[Extracted records]

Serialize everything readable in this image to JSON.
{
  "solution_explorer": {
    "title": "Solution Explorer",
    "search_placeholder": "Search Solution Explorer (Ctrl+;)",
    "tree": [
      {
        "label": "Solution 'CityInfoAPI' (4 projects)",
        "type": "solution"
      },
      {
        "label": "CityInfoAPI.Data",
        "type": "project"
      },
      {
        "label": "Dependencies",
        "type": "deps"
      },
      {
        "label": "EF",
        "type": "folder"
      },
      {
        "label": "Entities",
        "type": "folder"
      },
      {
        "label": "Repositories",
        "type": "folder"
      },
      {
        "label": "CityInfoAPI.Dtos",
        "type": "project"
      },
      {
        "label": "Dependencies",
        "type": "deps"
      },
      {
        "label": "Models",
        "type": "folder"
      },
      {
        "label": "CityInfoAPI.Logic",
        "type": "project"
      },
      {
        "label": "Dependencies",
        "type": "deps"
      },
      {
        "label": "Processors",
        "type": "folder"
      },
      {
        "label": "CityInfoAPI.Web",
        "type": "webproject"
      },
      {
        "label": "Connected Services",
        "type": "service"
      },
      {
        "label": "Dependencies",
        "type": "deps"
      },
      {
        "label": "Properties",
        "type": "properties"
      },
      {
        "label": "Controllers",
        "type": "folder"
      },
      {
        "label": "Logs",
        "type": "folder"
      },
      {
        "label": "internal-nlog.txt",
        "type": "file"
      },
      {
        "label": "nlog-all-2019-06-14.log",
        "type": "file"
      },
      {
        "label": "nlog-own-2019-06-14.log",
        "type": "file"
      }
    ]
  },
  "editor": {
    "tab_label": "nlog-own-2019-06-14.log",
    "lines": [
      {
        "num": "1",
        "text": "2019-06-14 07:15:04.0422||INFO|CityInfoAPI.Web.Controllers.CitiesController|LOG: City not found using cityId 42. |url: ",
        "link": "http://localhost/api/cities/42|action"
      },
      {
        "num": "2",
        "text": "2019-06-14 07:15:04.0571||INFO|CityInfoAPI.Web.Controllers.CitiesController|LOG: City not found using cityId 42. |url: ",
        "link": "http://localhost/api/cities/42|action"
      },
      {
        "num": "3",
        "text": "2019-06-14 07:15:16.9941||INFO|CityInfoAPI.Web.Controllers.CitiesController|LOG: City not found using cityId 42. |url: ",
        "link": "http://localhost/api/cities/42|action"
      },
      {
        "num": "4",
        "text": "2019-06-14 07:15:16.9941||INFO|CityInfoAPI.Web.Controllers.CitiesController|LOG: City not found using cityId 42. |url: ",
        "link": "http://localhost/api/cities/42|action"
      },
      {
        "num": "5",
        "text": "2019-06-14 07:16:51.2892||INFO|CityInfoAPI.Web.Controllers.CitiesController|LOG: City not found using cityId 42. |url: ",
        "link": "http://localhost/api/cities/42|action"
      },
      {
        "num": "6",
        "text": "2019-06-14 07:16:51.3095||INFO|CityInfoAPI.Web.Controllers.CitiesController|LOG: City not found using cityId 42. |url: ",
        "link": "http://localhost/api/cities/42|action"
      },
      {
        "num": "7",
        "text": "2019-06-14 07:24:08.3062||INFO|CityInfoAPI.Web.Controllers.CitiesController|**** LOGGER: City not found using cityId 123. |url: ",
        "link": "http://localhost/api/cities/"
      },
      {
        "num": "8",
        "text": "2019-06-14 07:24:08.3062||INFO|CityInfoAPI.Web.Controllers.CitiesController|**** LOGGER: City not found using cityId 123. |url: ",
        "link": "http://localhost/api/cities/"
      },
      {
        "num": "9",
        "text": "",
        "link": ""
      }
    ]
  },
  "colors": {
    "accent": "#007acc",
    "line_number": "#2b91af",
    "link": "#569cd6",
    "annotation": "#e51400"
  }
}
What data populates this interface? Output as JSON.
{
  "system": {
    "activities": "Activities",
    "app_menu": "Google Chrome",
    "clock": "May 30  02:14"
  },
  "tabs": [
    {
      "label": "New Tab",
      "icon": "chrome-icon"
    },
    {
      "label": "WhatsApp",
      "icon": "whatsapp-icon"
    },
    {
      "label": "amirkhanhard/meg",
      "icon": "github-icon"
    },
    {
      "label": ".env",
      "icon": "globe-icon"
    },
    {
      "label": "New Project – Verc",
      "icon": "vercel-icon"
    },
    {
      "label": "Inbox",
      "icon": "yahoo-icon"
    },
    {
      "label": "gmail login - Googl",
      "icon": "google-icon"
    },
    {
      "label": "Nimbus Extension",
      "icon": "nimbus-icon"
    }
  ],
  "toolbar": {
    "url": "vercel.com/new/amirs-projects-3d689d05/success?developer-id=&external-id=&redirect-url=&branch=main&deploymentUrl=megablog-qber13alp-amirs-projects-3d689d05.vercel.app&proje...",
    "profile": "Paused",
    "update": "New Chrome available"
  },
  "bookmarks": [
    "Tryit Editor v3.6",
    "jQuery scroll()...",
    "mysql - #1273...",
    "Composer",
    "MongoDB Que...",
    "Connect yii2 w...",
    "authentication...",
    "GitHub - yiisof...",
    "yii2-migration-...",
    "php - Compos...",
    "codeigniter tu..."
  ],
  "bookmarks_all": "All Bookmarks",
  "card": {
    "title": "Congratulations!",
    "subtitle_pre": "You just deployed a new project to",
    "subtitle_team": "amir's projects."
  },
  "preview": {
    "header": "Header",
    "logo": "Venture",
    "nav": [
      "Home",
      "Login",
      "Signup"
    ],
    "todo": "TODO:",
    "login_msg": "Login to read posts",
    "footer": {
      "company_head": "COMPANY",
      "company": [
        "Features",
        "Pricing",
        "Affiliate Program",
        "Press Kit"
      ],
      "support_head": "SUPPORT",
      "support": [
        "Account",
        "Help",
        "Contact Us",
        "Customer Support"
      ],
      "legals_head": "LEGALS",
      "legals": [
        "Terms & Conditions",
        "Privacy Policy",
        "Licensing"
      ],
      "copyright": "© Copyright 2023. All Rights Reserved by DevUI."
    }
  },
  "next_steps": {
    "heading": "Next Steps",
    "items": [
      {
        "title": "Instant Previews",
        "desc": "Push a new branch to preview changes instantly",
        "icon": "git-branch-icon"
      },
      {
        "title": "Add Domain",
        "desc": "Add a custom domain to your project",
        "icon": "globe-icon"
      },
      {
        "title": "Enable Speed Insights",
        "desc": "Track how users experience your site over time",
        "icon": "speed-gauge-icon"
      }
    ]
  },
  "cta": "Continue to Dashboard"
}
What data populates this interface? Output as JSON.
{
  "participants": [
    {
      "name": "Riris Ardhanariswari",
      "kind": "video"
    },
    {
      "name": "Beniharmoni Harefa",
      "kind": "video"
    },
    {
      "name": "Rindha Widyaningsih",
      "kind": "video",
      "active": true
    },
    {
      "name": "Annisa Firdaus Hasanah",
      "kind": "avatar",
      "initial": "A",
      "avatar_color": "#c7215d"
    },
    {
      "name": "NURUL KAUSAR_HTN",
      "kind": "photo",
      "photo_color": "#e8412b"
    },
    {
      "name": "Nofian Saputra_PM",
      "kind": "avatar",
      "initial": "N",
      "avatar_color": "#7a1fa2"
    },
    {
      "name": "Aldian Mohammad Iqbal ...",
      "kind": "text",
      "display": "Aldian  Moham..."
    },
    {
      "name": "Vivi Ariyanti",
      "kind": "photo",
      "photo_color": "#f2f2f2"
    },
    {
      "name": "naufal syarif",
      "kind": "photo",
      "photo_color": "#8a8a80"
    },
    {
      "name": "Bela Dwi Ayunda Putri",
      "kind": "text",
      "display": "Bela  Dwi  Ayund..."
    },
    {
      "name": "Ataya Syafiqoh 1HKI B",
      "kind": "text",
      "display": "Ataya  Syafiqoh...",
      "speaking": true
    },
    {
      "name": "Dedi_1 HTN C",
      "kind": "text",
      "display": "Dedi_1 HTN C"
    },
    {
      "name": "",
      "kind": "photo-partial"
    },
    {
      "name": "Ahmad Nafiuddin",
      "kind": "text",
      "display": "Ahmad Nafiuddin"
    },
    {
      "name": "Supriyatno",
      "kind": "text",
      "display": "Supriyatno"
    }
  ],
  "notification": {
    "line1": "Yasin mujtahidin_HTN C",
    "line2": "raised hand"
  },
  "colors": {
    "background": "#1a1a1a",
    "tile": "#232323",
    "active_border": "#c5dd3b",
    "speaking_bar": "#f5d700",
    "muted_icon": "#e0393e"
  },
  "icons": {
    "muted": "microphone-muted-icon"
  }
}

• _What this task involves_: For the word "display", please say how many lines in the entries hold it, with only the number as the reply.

• _Reply to the task_: 6